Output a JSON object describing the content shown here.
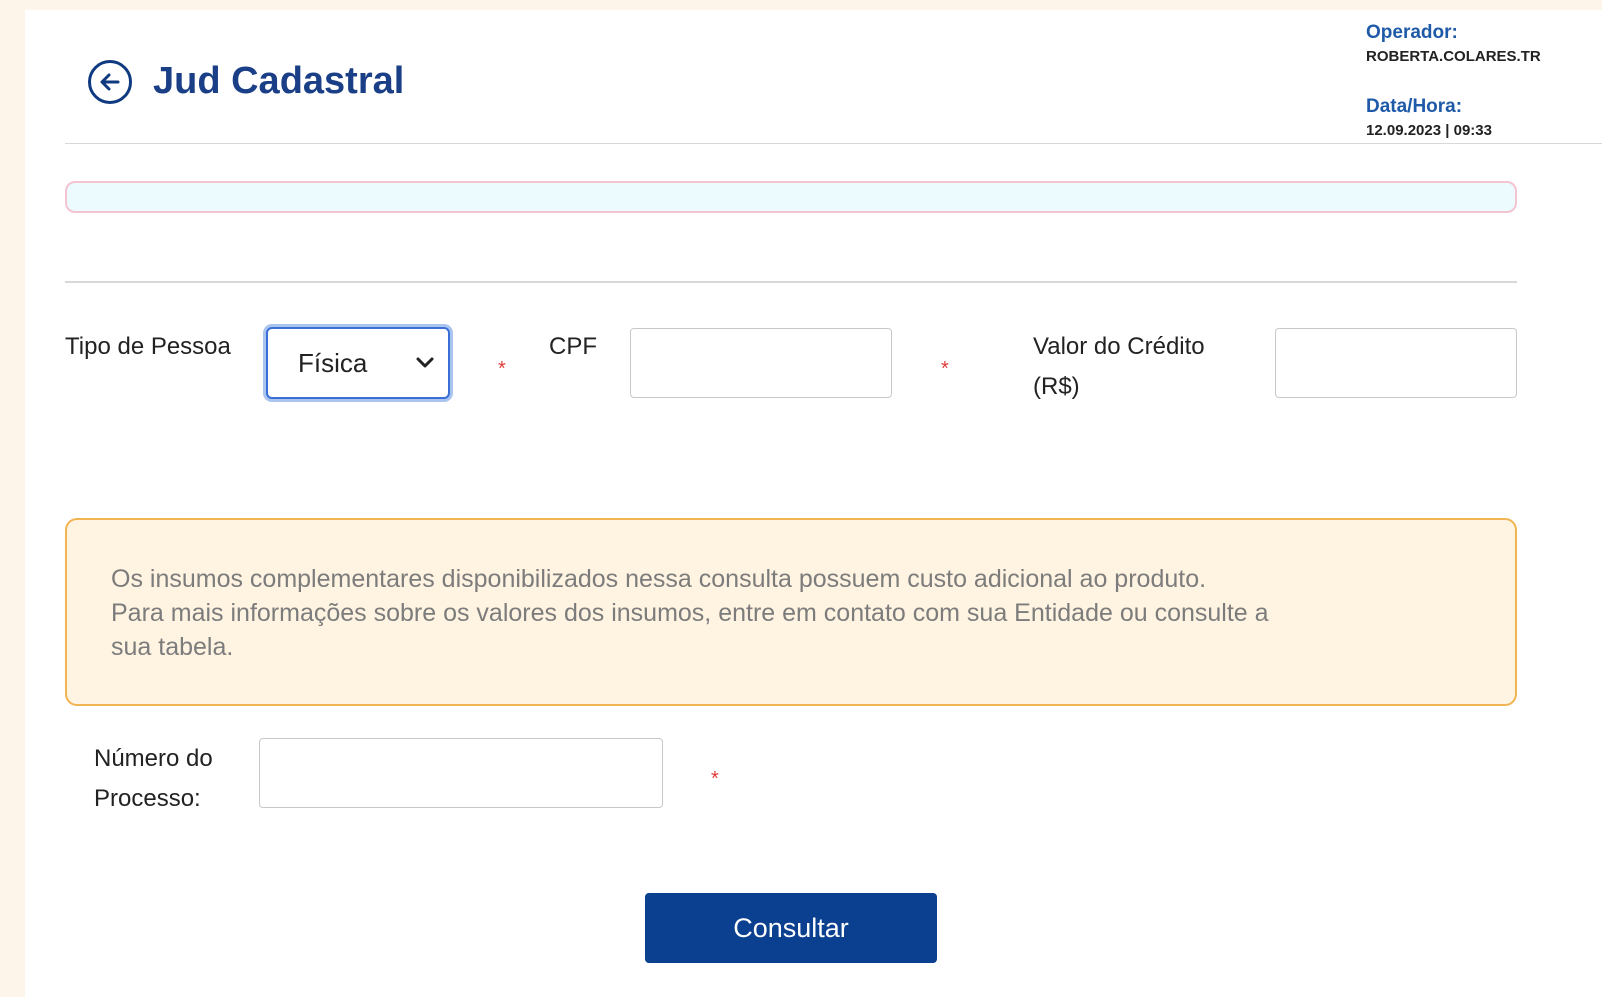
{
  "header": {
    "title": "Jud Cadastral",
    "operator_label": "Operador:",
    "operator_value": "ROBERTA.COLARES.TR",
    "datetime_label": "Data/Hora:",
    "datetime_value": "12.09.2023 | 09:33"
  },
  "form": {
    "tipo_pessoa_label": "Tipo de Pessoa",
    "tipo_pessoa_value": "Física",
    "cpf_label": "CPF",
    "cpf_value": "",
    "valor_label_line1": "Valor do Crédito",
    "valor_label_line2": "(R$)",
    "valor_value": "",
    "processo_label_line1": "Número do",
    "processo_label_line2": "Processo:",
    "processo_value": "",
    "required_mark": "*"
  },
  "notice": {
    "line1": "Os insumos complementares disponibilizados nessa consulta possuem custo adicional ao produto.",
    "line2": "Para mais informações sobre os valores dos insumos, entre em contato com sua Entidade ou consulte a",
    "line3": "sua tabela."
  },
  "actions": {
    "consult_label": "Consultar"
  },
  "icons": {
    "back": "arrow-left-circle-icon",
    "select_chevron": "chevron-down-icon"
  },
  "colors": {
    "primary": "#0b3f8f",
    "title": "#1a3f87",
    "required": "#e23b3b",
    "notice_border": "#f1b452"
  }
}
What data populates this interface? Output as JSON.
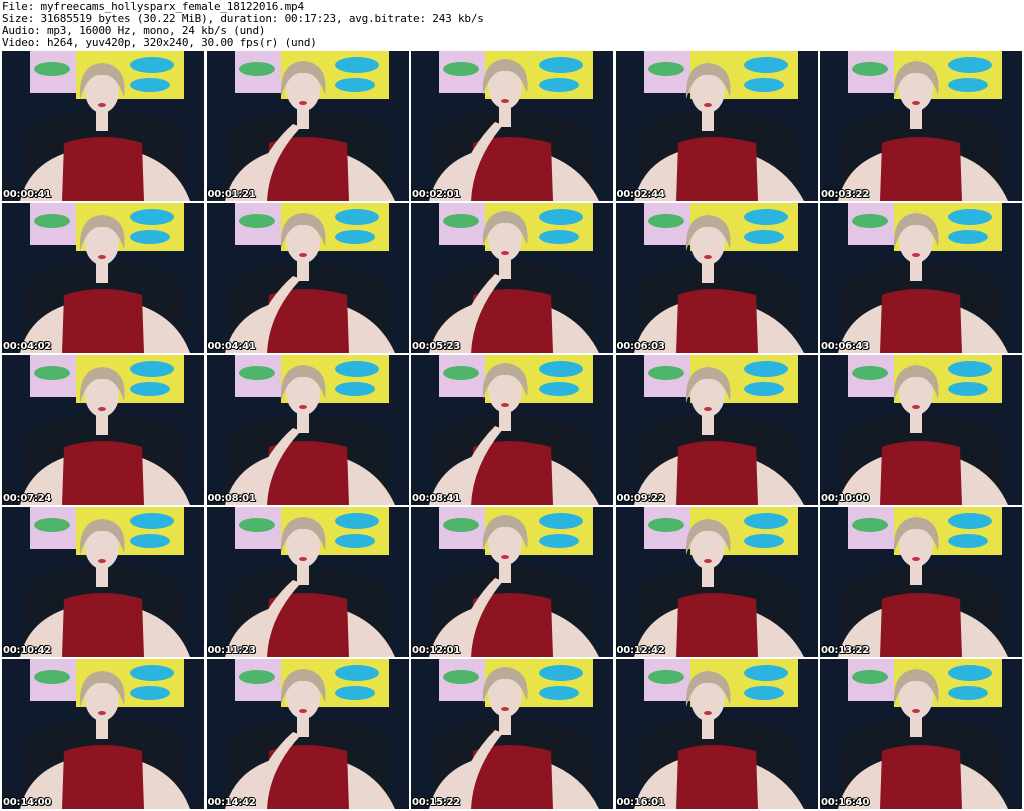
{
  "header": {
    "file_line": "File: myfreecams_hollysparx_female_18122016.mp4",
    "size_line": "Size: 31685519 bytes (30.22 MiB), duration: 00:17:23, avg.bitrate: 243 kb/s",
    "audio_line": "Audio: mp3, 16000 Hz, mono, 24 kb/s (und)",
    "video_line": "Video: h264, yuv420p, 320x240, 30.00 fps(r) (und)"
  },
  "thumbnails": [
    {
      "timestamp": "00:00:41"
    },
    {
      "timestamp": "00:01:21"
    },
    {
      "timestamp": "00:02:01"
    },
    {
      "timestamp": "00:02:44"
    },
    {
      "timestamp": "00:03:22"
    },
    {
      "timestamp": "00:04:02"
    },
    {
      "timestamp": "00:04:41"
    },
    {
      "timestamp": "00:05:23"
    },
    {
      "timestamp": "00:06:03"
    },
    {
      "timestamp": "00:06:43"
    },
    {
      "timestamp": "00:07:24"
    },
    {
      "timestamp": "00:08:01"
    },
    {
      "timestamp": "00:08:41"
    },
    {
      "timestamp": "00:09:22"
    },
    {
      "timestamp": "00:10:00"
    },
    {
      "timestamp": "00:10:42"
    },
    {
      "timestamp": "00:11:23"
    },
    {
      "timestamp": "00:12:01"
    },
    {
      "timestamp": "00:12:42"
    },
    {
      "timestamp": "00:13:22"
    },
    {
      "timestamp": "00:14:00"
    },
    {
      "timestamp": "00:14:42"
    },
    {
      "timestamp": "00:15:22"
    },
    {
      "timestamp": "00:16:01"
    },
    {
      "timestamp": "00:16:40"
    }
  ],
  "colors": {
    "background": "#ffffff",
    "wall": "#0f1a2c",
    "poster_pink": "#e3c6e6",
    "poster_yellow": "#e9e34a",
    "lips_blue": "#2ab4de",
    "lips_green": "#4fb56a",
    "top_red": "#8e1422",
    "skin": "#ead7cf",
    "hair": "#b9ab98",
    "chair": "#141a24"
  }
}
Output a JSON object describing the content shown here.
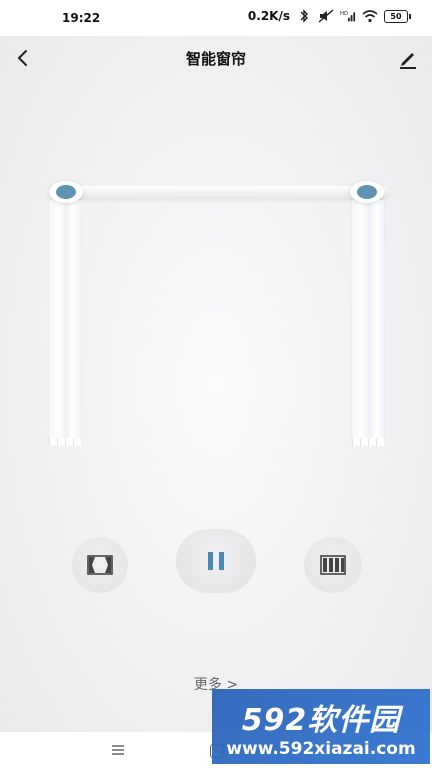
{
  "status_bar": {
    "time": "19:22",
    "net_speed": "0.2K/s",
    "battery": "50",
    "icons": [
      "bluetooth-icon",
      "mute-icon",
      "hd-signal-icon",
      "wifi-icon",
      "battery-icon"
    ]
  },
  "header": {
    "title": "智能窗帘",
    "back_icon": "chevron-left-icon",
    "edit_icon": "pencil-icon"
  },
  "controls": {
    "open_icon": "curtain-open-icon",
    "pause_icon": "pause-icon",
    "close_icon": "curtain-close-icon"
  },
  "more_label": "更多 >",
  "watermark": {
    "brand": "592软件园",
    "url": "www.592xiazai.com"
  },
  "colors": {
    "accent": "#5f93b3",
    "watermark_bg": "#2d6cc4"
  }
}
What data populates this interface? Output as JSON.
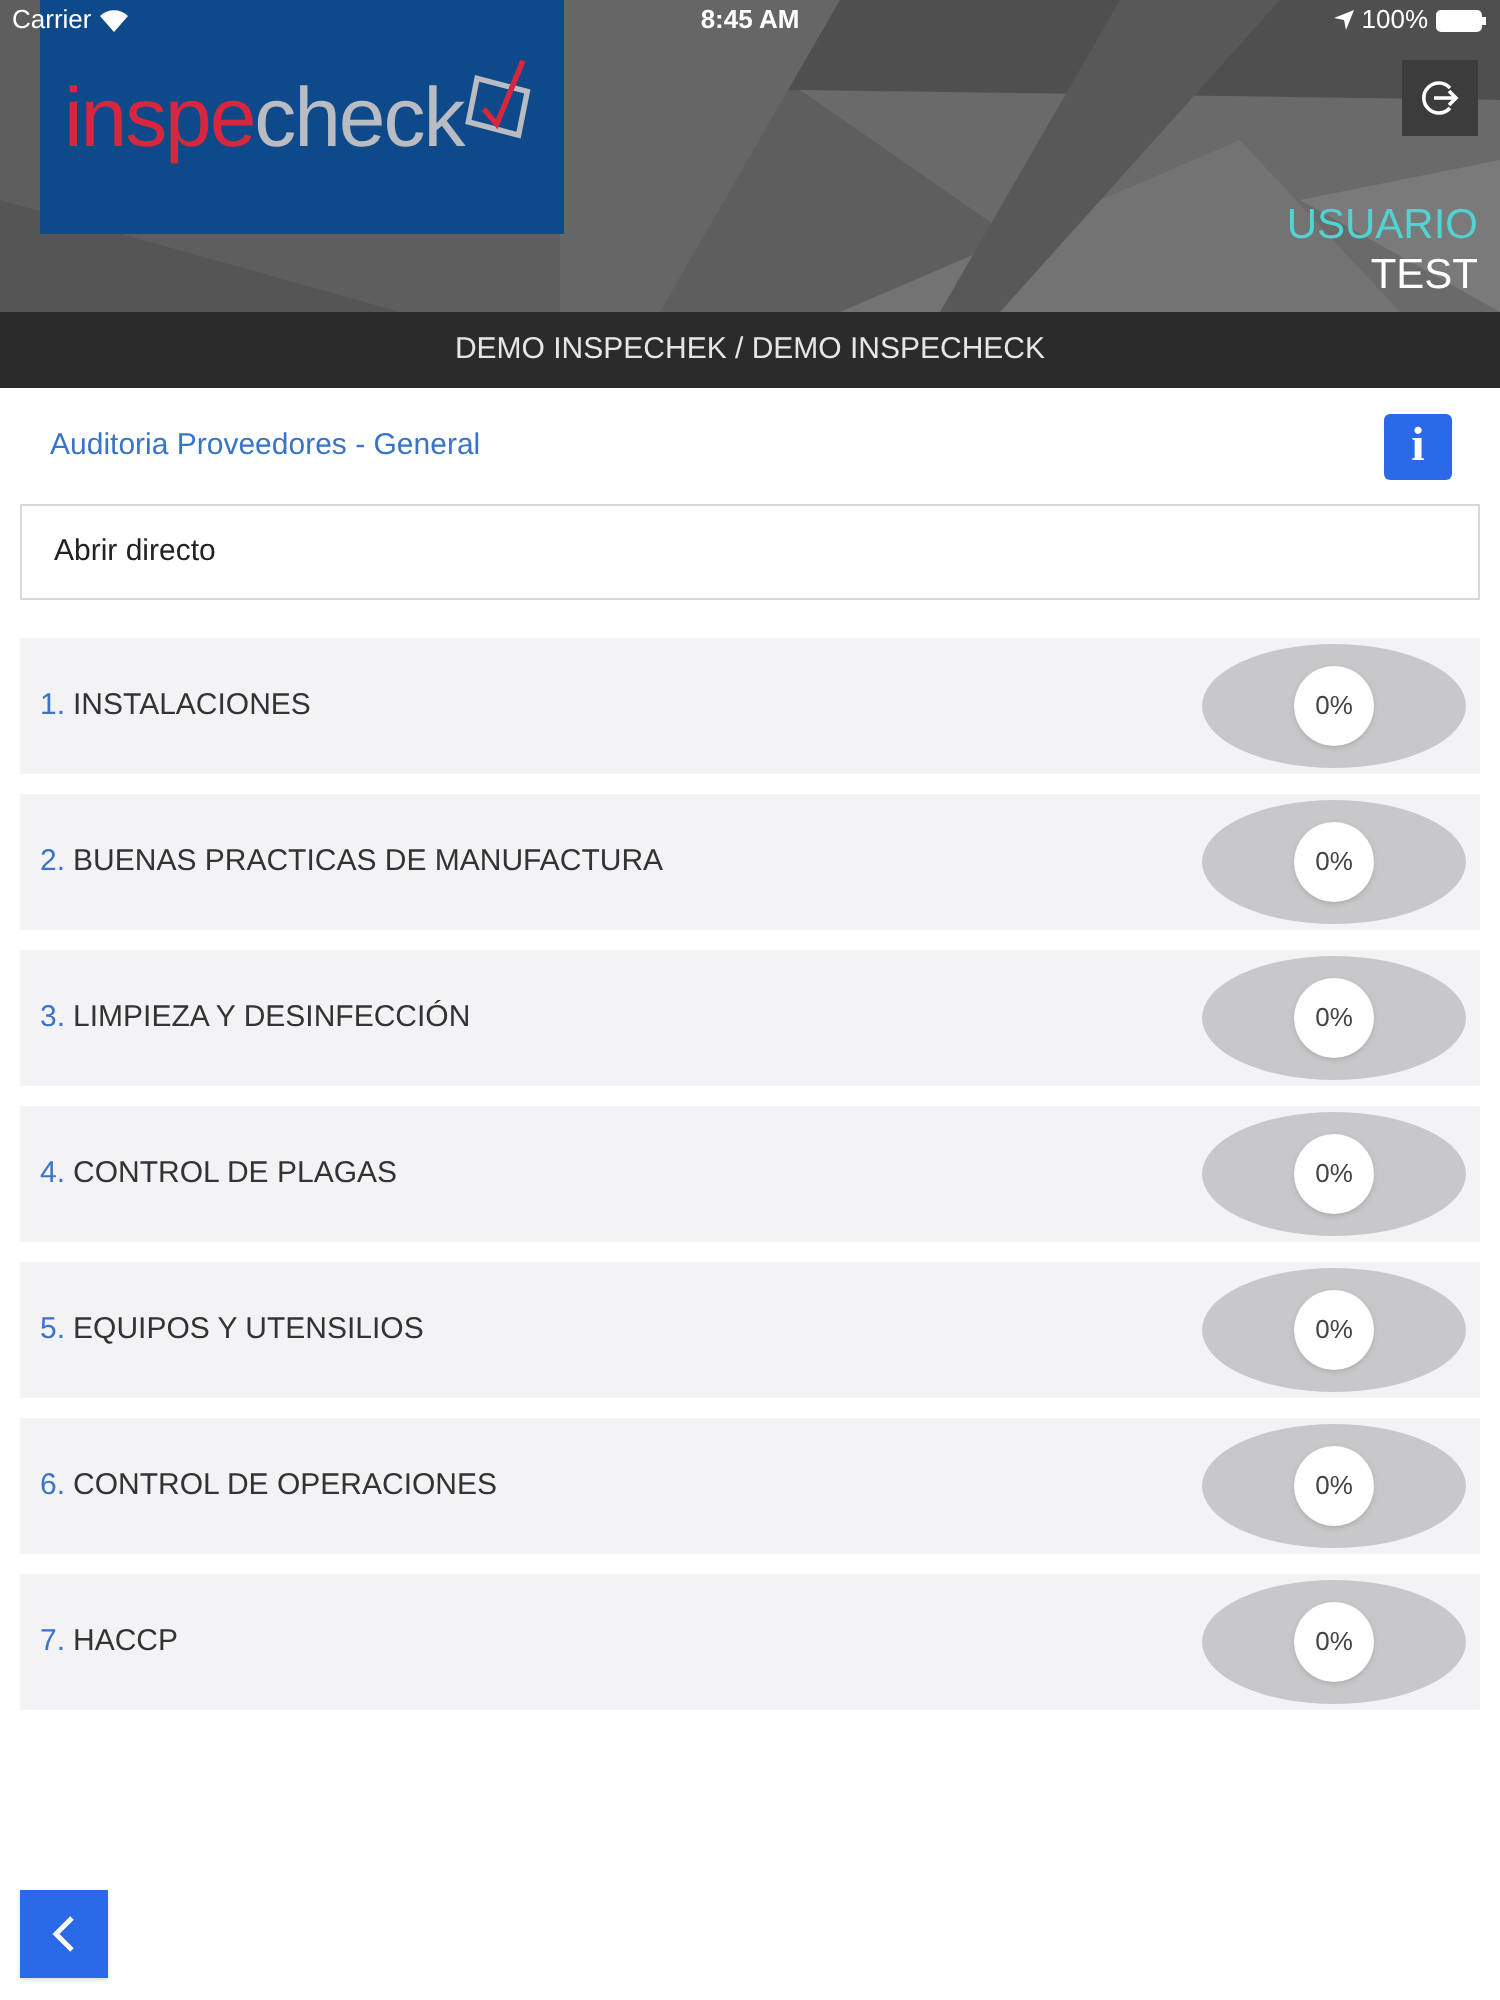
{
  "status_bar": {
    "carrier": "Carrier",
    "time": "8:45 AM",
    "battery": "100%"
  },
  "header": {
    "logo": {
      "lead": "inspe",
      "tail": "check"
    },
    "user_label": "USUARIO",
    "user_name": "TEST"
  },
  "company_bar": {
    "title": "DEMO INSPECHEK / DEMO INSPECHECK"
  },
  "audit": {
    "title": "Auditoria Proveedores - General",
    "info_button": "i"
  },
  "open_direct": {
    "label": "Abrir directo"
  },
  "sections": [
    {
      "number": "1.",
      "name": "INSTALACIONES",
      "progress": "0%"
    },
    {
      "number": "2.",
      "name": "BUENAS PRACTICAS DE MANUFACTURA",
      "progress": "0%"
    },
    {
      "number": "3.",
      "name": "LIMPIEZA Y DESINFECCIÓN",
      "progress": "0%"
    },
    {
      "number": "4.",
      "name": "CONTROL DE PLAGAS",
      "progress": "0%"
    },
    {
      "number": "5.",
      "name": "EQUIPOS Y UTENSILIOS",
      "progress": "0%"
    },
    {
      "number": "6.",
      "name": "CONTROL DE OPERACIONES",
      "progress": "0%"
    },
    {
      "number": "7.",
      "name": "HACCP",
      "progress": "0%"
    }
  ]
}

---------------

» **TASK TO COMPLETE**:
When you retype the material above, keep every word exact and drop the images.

» **SOLUTION TO THIS TASK**:
Output a JSON object describing the content shown here.
{
  "header": {
    "title": "Jud Cadastral",
    "operator_label": "Operador:",
    "operator_value": "ROBERTA.COLARES.TR",
    "datetime_label": "Data/Hora:",
    "datetime_value": "12.09.2023 | 09:33"
  },
  "form": {
    "tipo_pessoa_label": "Tipo de Pessoa",
    "tipo_pessoa_value": "Física",
    "cpf_label": "CPF",
    "cpf_value": "",
    "valor_label_line1": "Valor do Crédito",
    "valor_label_line2": "(R$)",
    "valor_value": "",
    "processo_label_line1": "Número do",
    "processo_label_line2": "Processo:",
    "processo_value": "",
    "required_mark": "*"
  },
  "notice": {
    "line1": "Os insumos complementares disponibilizados nessa consulta possuem custo adicional ao produto.",
    "line2": "Para mais informações sobre os valores dos insumos, entre em contato com sua Entidade ou consulte a",
    "line3": "sua tabela."
  },
  "actions": {
    "consult_label": "Consultar"
  },
  "icons": {
    "back": "arrow-left-circle-icon",
    "select_chevron": "chevron-down-icon"
  },
  "colors": {
    "primary": "#0b3f8f",
    "title": "#1a3f87",
    "required": "#e23b3b",
    "notice_border": "#f1b452"
  }
}
What data populates this interface? Output as JSON.
{
  "header": {
    "file_line": "File: myfreecams_hollysparx_female_18122016.mp4",
    "size_line": "Size: 31685519 bytes (30.22 MiB), duration: 00:17:23, avg.bitrate: 243 kb/s",
    "audio_line": "Audio: mp3, 16000 Hz, mono, 24 kb/s (und)",
    "video_line": "Video: h264, yuv420p, 320x240, 30.00 fps(r) (und)"
  },
  "thumbnails": [
    {
      "timestamp": "00:00:41"
    },
    {
      "timestamp": "00:01:21"
    },
    {
      "timestamp": "00:02:01"
    },
    {
      "timestamp": "00:02:44"
    },
    {
      "timestamp": "00:03:22"
    },
    {
      "timestamp": "00:04:02"
    },
    {
      "timestamp": "00:04:41"
    },
    {
      "timestamp": "00:05:23"
    },
    {
      "timestamp": "00:06:03"
    },
    {
      "timestamp": "00:06:43"
    },
    {
      "timestamp": "00:07:24"
    },
    {
      "timestamp": "00:08:01"
    },
    {
      "timestamp": "00:08:41"
    },
    {
      "timestamp": "00:09:22"
    },
    {
      "timestamp": "00:10:00"
    },
    {
      "timestamp": "00:10:42"
    },
    {
      "timestamp": "00:11:23"
    },
    {
      "timestamp": "00:12:01"
    },
    {
      "timestamp": "00:12:42"
    },
    {
      "timestamp": "00:13:22"
    },
    {
      "timestamp": "00:14:00"
    },
    {
      "timestamp": "00:14:42"
    },
    {
      "timestamp": "00:15:22"
    },
    {
      "timestamp": "00:16:01"
    },
    {
      "timestamp": "00:16:40"
    }
  ],
  "colors": {
    "background": "#ffffff",
    "wall": "#0f1a2c",
    "poster_pink": "#e3c6e6",
    "poster_yellow": "#e9e34a",
    "lips_blue": "#2ab4de",
    "lips_green": "#4fb56a",
    "top_red": "#8e1422",
    "skin": "#ead7cf",
    "hair": "#b9ab98",
    "chair": "#141a24"
  }
}
Output a JSON object describing the content shown here.
{
  "status_bar": {
    "time": "19:22",
    "net_speed": "0.2K/s",
    "battery": "50",
    "icons": [
      "bluetooth-icon",
      "mute-icon",
      "hd-signal-icon",
      "wifi-icon",
      "battery-icon"
    ]
  },
  "header": {
    "title": "智能窗帘",
    "back_icon": "chevron-left-icon",
    "edit_icon": "pencil-icon"
  },
  "controls": {
    "open_icon": "curtain-open-icon",
    "pause_icon": "pause-icon",
    "close_icon": "curtain-close-icon"
  },
  "more_label": "更多 >",
  "watermark": {
    "brand": "592软件园",
    "url": "www.592xiazai.com"
  },
  "colors": {
    "accent": "#5f93b3",
    "watermark_bg": "#2d6cc4"
  }
}
What data populates this interface? Output as JSON.
{
  "status_bar": {
    "carrier": "Carrier",
    "time": "8:45 AM",
    "battery": "100%"
  },
  "header": {
    "logo": {
      "lead": "inspe",
      "tail": "check"
    },
    "user_label": "USUARIO",
    "user_name": "TEST"
  },
  "company_bar": {
    "title": "DEMO INSPECHEK / DEMO INSPECHECK"
  },
  "audit": {
    "title": "Auditoria Proveedores - General",
    "info_button": "i"
  },
  "open_direct": {
    "label": "Abrir directo"
  },
  "sections": [
    {
      "number": "1.",
      "name": "INSTALACIONES",
      "progress": "0%"
    },
    {
      "number": "2.",
      "name": "BUENAS PRACTICAS DE MANUFACTURA",
      "progress": "0%"
    },
    {
      "number": "3.",
      "name": "LIMPIEZA Y DESINFECCIÓN",
      "progress": "0%"
    },
    {
      "number": "4.",
      "name": "CONTROL DE PLAGAS",
      "progress": "0%"
    },
    {
      "number": "5.",
      "name": "EQUIPOS Y UTENSILIOS",
      "progress": "0%"
    },
    {
      "number": "6.",
      "name": "CONTROL DE OPERACIONES",
      "progress": "0%"
    },
    {
      "number": "7.",
      "name": "HACCP",
      "progress": "0%"
    }
  ]
}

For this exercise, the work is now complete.